Document Type : Review Article
The endometrium is a highly dynamic tissue empowered with the capacity to undergo cyclic dramatic changes in response to ovarian steroid hormones, ultimately aiming to create a window of receptivity for blastocyst implantation. Intensive research has been performed to understand and establish morphological and molecular correlates of embryo implantation. However, it still remains a biological mystery particularly in the human, where ethical and moral constraints prohibit in vivo testing and the establishment of an ideal in vitro modeling. Rodent models of embryo implantation are largely irrelevant because the process varies significantly from that in humans. Even among primates, subtle differences exist among species. For maternal preparation of implantation, the endometrial epithelium which is surprisingly hostile towards the embryo implantation, acquires functional status receptive to blastocyst acceptance during a limited period of cycle days, termed as the ‘window of implantation (WOI) . This review provides currently available information concerned primarily with the various ultrastructural modifications of endometrium coordinated within the WOI that may signify endometrial receptivity.
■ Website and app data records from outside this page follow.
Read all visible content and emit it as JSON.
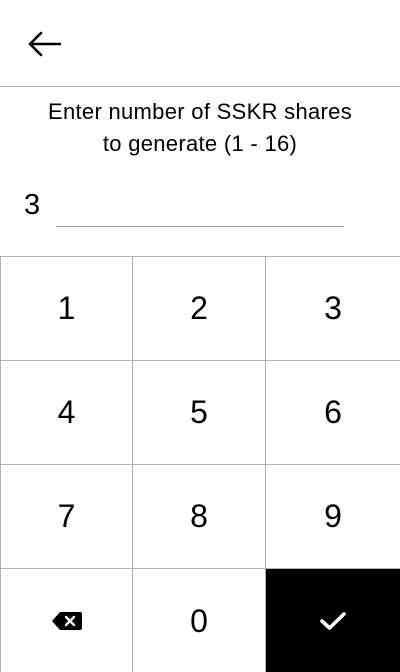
{
  "header": {
    "back_icon": "arrow-left-icon"
  },
  "prompt": {
    "line1": "Enter number of SSKR shares",
    "line2": "to generate (1 - 16)"
  },
  "entry": {
    "value": "3"
  },
  "keypad": {
    "keys": [
      "1",
      "2",
      "3",
      "4",
      "5",
      "6",
      "7",
      "8",
      "9"
    ],
    "zero": "0",
    "delete_icon": "backspace-icon",
    "confirm_icon": "checkmark-icon"
  },
  "colors": {
    "confirm_background": "#000000",
    "divider": "#b0b0b0"
  }
}
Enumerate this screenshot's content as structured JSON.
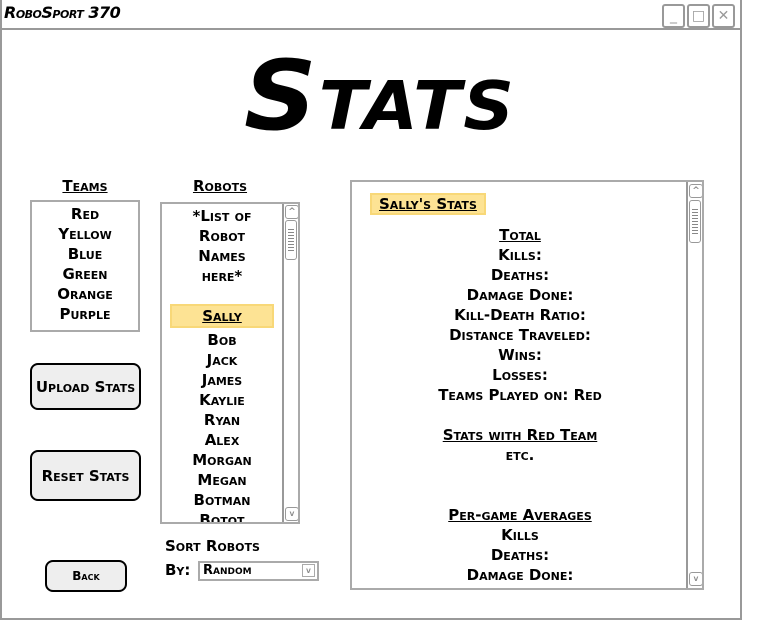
{
  "window": {
    "title": "RoboSport 370",
    "min": "_",
    "max": "□",
    "close": "✕"
  },
  "heading": "Stats",
  "teams": {
    "label": "Teams",
    "items": [
      "Red",
      "Yellow",
      "Blue",
      "Green",
      "Orange",
      "Purple"
    ]
  },
  "robots": {
    "label": "Robots",
    "placeholder": [
      "*List of",
      "Robot",
      "Names",
      "here*"
    ],
    "selected": "Sally",
    "items": [
      "Bob",
      "Jack",
      "James",
      "Kaylie",
      "Ryan",
      "Alex",
      "Morgan",
      "Megan",
      "Botman",
      "Botot"
    ]
  },
  "buttons": {
    "upload": "Upload Stats",
    "reset": "Reset Stats",
    "back": "Back"
  },
  "sort": {
    "label": "Sort Robots",
    "by": "By:",
    "value": "Random"
  },
  "stats": {
    "title": "Sally's Stats",
    "total_heading": "Total",
    "total": [
      "Kills:",
      "Deaths:",
      "Damage Done:",
      "Kill-Death Ratio:",
      "Distance Traveled:",
      "Wins:",
      "Losses:",
      "Teams Played on: Red"
    ],
    "team_heading": "Stats with Red Team",
    "team_etc": "etc.",
    "avg_heading": "Per-game Averages",
    "avg": [
      "Kills",
      "Deaths:",
      "Damage Done:"
    ]
  }
}
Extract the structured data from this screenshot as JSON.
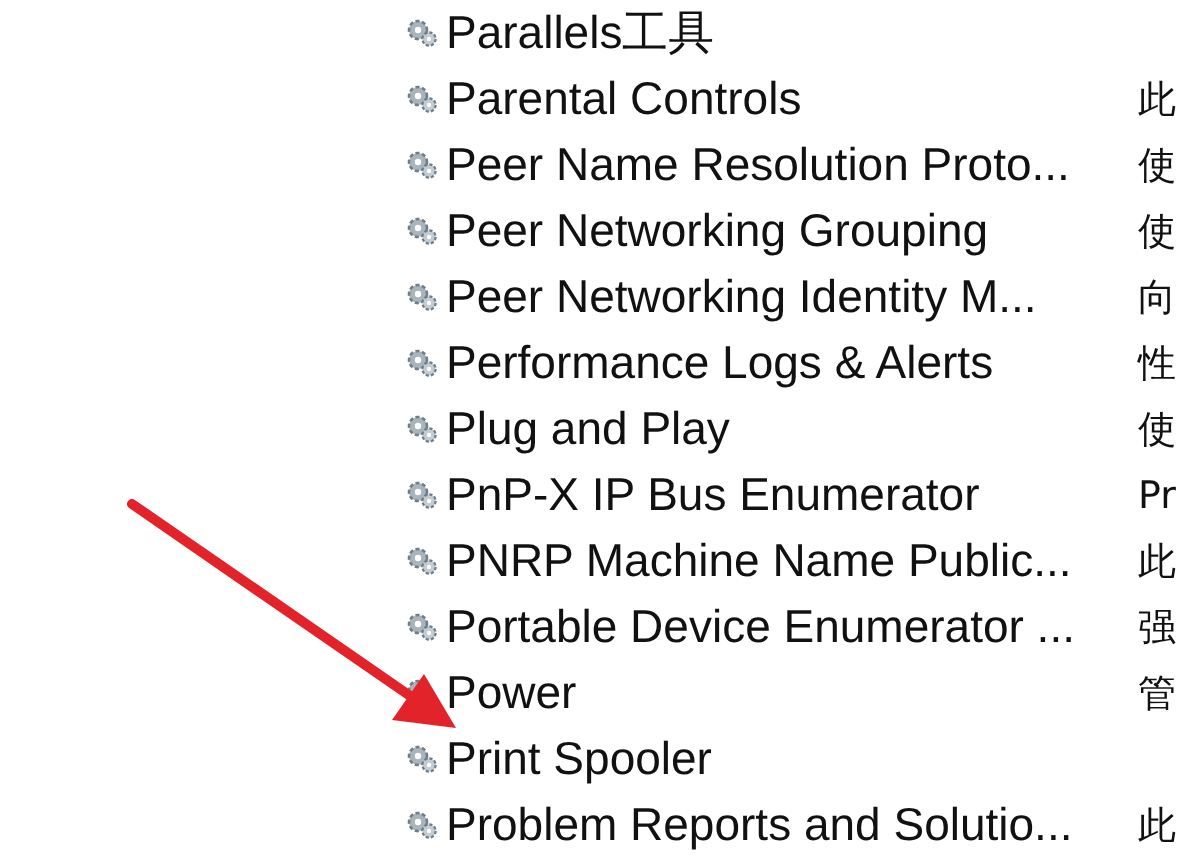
{
  "services": {
    "rows": [
      {
        "name": "Parallels工具"
      },
      {
        "name": "Parental Controls",
        "description": "此"
      },
      {
        "name": "Peer Name Resolution Proto...",
        "description": "使"
      },
      {
        "name": "Peer Networking Grouping",
        "description": "使"
      },
      {
        "name": "Peer Networking Identity M...",
        "description": "向"
      },
      {
        "name": "Performance Logs & Alerts",
        "description": "性"
      },
      {
        "name": "Plug and Play",
        "description": "使"
      },
      {
        "name": "PnP-X IP Bus Enumerator",
        "description": "Pr"
      },
      {
        "name": "PNRP Machine Name Public...",
        "description": "此"
      },
      {
        "name": "Portable Device Enumerator ...",
        "description": "强"
      },
      {
        "name": "Power",
        "description": "管"
      },
      {
        "name": "Print Spooler"
      },
      {
        "name": "Problem Reports and Solutio...",
        "description": "此"
      }
    ]
  }
}
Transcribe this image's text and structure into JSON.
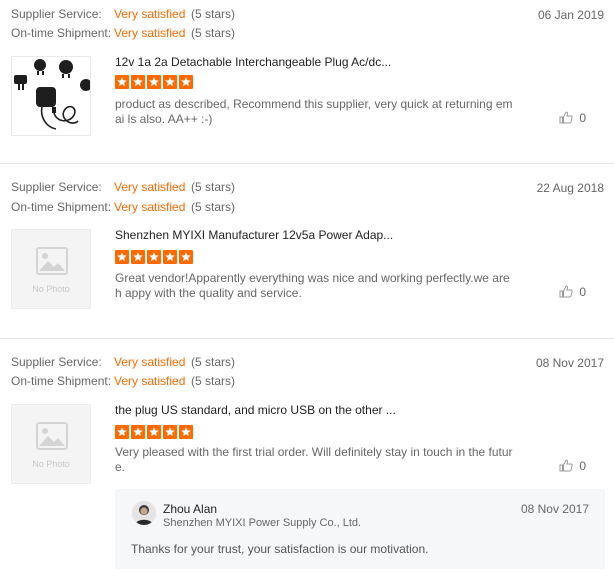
{
  "labels": {
    "supplier_service": "Supplier Service:",
    "ontime_shipment": "On-time Shipment:"
  },
  "colors": {
    "accent": "#ff6a00",
    "separator": "#e6e6e6"
  },
  "reviews": [
    {
      "supplier_value": "Very satisfied",
      "supplier_stars": "(5 stars)",
      "shipment_value": "Very satisfied",
      "shipment_stars": "(5 stars)",
      "date": "06 Jan 2019",
      "product_title": "12v 1a 2a Detachable Interchangeable Plug Ac/dc...",
      "rating": 5,
      "text": "product as described, Recommend this supplier, very quick at returning emai ls also. AA++ :-)",
      "likes": "0",
      "thumbnail": "product-photo"
    },
    {
      "supplier_value": "Very satisfied",
      "supplier_stars": "(5 stars)",
      "shipment_value": "Very satisfied",
      "shipment_stars": "(5 stars)",
      "date": "22 Aug 2018",
      "product_title": "Shenzhen MYIXI Manufacturer 12v5a Power Adap...",
      "rating": 5,
      "text": "Great vendor!Apparently everything was nice and working perfectly.we are h appy with the quality and service.",
      "likes": "0",
      "thumbnail": "No Photo"
    },
    {
      "supplier_value": "Very satisfied",
      "supplier_stars": "(5 stars)",
      "shipment_value": "Very satisfied",
      "shipment_stars": "(5 stars)",
      "date": "08 Nov 2017",
      "product_title": "the plug US standard, and micro USB on the other ...",
      "rating": 5,
      "text": "Very pleased with the first trial order. Will definitely stay in touch in the futur e.",
      "likes": "0",
      "thumbnail": "No Photo",
      "reply": {
        "name": "Zhou Alan",
        "company": "Shenzhen MYIXI Power Supply Co., Ltd.",
        "date": "08 Nov 2017",
        "text": "Thanks for your trust, your satisfaction is our motivation."
      }
    }
  ]
}
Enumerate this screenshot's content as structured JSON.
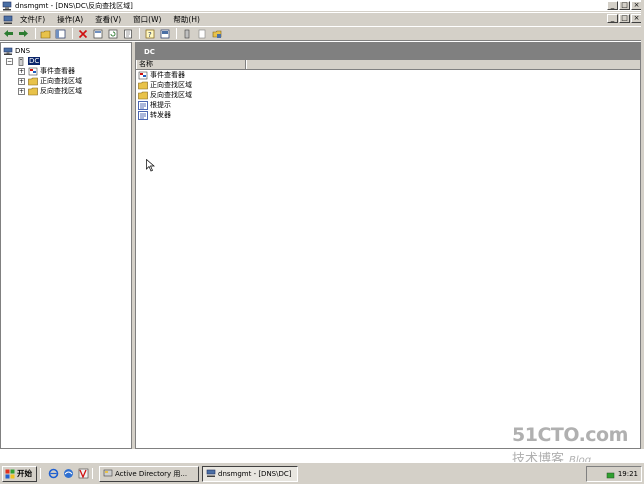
{
  "window": {
    "title": "dnsmgmt - [DNS\\DC\\反向查找区域]",
    "controls": [
      "_",
      "□",
      "×"
    ]
  },
  "menubar": {
    "items": [
      "文件(F)",
      "操作(A)",
      "查看(V)",
      "窗口(W)",
      "帮助(H)"
    ],
    "controls": [
      "_",
      "□",
      "×"
    ]
  },
  "tree": {
    "root": "DNS",
    "server": "DC",
    "children": [
      "事件查看器",
      "正向查找区域",
      "反向查找区域"
    ]
  },
  "right_pane": {
    "header": "DC",
    "column": "名称",
    "items": [
      "事件查看器",
      "正向查找区域",
      "反向查找区域",
      "根提示",
      "转发器"
    ]
  },
  "taskbar": {
    "start": "开始",
    "tasks": [
      "Active Directory 用...",
      "dnsmgmt - [DNS\\DC]"
    ],
    "clock": "19:21"
  },
  "watermark": {
    "site": "51CTO.com",
    "tagline": "技术博客",
    "blog": "Blog"
  },
  "colors": {
    "selection": "#0a246a",
    "face": "#d4d0c8",
    "header": "#808080"
  }
}
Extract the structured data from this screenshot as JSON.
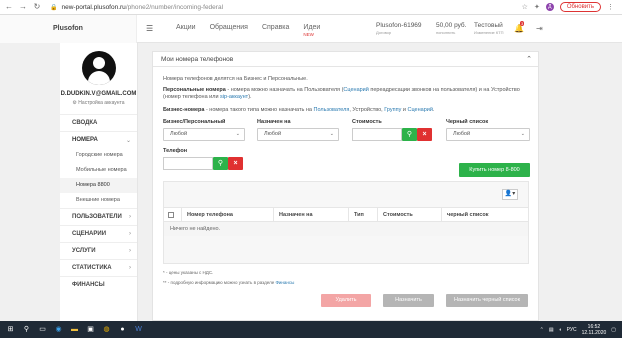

In the following sections, the dominant features of endometrial differentiation during WOI, including transformations of luminal epithelium, endometrial glands, and stromal decidualization will be discussed from the morphological points of view.